In Politicized Emmys, Reality & Cable Rule

Political punches, cable series and reality TV dominated the night.

ByABC News
September 22, 2008, 4:33 AM

Sept. 22, 2008 — -- In a lot of ways, it was business as usual: glammed-up actors, cut-short acceptance speeches, (many) musical interludes and contrived, if well-meaning, comic bits.

But two factors set apart the 60th annual Primetime Emmy Awards from Emmy ceremonies past: The changing landscape of television -- the rising cache of basic-cable and reality shows and the ever-evolving means of consuming TV -- and the looming presidential election that, arguably, has made Hollywood more politicized than ever before.

CLICK HERE for the full list of 2008 Emmy winners.

The punches to the right came fast and frequent. Talking about how he and his co-hosts hadn't bothered to prepare an opening monologue and were getting no help from the teleprompter in front of them, Howie Mandel quipped,"We are like on Sarah Palin's 'bridge to nowhere,' that's where we are right now. The government can't even bail us out of this. We have nothing."

"I really look forward to the next administration, whoever it is," Jon Stewart said, accepting the best variety, music or comedy series award for "The Daily Show." "I have nothing to follow that. I just really look forward to the next administration."

Stephen Colbert relished his role as Stewart's conservative foil on "Comedy Central" when the the two took the stage to present. Cracking open a bag of prunes, Colbert drew a comparison between the wrinkly fruit and one presidential candidate saying, "America needs prunes.

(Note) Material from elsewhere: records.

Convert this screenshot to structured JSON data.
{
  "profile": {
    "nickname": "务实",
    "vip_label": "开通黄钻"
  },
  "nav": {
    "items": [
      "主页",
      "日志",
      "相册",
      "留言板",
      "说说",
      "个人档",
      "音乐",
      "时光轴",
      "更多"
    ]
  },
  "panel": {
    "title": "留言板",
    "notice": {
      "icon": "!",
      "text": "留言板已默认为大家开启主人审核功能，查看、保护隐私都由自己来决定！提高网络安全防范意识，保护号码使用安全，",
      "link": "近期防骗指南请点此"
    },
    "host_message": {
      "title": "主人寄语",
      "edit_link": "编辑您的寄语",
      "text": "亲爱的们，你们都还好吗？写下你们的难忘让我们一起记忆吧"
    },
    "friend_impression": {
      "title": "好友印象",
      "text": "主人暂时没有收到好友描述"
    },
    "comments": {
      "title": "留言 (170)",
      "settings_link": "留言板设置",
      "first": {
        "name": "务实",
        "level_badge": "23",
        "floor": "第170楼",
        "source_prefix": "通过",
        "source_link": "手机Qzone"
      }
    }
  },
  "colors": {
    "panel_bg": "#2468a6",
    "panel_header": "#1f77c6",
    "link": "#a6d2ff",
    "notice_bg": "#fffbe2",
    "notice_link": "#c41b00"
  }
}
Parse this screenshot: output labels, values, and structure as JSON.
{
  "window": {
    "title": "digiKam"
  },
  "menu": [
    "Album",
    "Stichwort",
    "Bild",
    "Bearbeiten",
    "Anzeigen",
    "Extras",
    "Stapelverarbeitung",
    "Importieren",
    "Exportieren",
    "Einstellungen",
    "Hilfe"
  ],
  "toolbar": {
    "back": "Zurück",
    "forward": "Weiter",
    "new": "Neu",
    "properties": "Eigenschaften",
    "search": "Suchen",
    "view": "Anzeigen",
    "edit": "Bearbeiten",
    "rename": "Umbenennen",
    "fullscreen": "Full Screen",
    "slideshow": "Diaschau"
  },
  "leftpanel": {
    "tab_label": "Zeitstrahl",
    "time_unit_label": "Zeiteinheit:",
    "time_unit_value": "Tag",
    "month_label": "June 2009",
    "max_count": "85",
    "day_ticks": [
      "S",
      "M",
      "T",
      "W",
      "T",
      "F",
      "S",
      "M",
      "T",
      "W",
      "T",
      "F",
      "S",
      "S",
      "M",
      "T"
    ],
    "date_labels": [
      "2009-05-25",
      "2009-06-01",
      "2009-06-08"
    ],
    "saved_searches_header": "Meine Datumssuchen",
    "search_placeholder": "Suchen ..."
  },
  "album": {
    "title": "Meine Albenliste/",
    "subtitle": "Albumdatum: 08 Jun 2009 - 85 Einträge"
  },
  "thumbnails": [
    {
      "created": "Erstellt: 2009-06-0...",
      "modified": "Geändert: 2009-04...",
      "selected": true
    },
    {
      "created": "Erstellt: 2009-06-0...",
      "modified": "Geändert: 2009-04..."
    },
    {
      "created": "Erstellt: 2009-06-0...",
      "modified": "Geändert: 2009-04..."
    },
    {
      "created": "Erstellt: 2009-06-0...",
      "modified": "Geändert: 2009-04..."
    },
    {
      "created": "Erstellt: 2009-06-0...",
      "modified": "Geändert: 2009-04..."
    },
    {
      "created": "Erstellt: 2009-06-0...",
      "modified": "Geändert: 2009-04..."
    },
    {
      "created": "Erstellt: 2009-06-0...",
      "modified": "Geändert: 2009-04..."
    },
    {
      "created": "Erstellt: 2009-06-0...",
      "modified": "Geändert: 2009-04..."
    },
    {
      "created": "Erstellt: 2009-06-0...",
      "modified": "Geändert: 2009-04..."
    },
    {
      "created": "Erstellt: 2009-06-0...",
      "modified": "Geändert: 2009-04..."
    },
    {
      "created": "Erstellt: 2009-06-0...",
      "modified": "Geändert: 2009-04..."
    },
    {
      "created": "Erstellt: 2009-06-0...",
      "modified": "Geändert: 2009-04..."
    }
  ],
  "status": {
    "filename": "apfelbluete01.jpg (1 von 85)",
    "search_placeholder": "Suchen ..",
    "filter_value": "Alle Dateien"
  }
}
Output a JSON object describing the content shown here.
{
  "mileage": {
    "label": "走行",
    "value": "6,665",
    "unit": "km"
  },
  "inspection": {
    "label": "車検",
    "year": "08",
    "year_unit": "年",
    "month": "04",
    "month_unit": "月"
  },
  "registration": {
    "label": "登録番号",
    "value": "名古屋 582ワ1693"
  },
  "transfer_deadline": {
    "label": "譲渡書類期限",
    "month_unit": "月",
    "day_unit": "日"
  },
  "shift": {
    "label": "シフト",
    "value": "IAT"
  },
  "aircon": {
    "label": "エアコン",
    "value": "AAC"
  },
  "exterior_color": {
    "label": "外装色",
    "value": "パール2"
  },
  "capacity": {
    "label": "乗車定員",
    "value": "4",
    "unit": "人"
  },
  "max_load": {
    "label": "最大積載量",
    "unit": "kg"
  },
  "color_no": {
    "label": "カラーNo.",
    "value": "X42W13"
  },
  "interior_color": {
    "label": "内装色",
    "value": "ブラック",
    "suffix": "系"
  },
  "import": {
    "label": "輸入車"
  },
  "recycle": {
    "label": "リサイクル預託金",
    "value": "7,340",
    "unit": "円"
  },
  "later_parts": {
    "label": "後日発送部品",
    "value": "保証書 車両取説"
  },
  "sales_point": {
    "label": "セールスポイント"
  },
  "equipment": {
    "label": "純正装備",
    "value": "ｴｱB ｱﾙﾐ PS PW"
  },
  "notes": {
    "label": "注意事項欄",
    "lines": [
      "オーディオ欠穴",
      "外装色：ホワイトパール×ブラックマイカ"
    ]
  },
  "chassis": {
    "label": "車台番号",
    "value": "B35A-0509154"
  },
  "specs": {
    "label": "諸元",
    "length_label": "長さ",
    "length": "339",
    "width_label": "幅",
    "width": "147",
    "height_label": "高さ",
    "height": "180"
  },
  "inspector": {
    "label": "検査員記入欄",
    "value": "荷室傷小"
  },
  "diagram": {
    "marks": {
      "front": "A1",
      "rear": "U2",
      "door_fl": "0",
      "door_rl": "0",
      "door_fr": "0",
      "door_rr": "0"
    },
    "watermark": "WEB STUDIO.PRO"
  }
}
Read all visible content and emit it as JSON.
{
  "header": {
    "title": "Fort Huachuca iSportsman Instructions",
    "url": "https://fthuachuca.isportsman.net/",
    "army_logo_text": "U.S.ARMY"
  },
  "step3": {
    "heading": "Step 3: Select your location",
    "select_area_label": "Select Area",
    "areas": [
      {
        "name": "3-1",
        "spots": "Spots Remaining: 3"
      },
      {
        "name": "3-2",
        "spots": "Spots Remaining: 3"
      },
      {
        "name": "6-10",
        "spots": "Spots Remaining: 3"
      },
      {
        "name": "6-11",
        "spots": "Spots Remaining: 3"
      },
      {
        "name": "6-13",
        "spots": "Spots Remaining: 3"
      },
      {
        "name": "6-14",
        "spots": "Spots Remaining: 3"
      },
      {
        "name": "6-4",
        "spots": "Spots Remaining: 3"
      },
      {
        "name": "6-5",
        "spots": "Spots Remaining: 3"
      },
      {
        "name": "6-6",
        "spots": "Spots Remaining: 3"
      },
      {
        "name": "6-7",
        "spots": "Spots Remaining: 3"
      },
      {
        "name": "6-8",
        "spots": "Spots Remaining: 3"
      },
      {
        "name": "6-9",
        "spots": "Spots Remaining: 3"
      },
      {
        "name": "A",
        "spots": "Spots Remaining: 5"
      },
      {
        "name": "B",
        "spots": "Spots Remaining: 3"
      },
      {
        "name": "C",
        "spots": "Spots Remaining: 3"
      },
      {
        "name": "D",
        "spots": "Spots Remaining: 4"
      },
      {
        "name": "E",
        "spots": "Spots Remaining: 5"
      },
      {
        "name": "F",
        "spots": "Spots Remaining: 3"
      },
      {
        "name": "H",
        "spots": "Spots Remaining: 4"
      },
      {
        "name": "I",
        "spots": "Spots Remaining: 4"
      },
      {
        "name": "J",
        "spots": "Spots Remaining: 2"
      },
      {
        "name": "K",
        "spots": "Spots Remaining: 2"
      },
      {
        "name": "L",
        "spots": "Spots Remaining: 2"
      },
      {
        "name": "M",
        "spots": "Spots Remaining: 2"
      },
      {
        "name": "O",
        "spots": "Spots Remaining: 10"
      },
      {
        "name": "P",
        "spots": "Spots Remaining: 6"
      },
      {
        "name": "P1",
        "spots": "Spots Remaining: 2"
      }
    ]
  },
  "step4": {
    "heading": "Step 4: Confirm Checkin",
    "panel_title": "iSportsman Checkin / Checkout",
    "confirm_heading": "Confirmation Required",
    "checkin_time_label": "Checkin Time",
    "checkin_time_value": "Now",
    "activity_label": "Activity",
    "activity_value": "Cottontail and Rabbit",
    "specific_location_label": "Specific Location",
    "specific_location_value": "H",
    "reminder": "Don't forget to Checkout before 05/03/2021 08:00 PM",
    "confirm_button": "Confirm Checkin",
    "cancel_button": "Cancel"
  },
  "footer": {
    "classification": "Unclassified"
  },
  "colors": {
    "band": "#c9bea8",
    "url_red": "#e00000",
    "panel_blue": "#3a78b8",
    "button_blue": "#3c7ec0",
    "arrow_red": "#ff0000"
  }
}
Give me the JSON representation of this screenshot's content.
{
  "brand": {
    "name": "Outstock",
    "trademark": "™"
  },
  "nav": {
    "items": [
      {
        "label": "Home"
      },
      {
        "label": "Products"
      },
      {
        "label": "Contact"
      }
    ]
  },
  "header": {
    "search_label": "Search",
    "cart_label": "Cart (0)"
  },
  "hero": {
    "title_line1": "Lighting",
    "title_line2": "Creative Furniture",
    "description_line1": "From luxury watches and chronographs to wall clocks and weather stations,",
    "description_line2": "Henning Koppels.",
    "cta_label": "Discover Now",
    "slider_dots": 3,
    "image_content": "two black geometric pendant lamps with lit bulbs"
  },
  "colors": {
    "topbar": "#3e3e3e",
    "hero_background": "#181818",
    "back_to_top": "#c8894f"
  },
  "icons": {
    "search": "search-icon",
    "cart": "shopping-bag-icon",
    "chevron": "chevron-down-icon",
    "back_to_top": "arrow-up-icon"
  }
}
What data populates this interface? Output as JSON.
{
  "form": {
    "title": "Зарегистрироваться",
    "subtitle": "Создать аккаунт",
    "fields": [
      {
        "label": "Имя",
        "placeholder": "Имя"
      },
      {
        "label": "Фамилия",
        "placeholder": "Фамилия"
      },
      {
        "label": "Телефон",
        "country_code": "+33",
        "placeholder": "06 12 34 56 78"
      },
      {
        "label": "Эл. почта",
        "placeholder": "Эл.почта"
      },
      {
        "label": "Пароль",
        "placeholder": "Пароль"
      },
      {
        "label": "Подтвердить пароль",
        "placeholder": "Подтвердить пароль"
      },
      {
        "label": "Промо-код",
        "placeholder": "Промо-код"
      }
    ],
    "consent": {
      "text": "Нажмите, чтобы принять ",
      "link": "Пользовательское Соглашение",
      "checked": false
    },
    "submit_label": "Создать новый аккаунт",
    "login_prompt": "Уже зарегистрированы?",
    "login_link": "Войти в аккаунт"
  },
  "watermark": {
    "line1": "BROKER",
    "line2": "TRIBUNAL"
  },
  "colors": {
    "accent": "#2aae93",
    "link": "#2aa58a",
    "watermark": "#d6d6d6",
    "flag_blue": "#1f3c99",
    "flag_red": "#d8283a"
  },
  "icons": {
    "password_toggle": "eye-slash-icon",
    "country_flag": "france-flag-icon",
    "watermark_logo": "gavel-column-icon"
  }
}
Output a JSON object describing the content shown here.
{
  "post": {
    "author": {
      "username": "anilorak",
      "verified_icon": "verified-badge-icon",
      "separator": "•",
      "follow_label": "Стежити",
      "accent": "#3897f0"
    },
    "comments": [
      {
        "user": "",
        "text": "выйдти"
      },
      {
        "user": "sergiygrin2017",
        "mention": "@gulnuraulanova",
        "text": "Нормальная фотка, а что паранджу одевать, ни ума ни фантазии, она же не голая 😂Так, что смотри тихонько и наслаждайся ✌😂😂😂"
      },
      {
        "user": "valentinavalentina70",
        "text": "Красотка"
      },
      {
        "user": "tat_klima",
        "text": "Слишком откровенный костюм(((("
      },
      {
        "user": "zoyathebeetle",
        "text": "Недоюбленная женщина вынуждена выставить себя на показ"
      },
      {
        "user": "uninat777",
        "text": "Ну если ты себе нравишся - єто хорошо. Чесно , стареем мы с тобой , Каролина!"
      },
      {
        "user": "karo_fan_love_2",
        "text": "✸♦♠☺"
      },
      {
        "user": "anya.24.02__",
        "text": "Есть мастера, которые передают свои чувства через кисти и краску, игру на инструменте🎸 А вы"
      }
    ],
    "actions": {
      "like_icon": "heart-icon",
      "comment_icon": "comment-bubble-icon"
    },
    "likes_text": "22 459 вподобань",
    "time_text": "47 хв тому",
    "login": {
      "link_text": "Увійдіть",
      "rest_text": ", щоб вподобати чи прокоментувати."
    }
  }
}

It may not be a young, sexy plum. Granted, it's shriveled and at times hard to swallow. But this dried-up, old prune has the experience we need."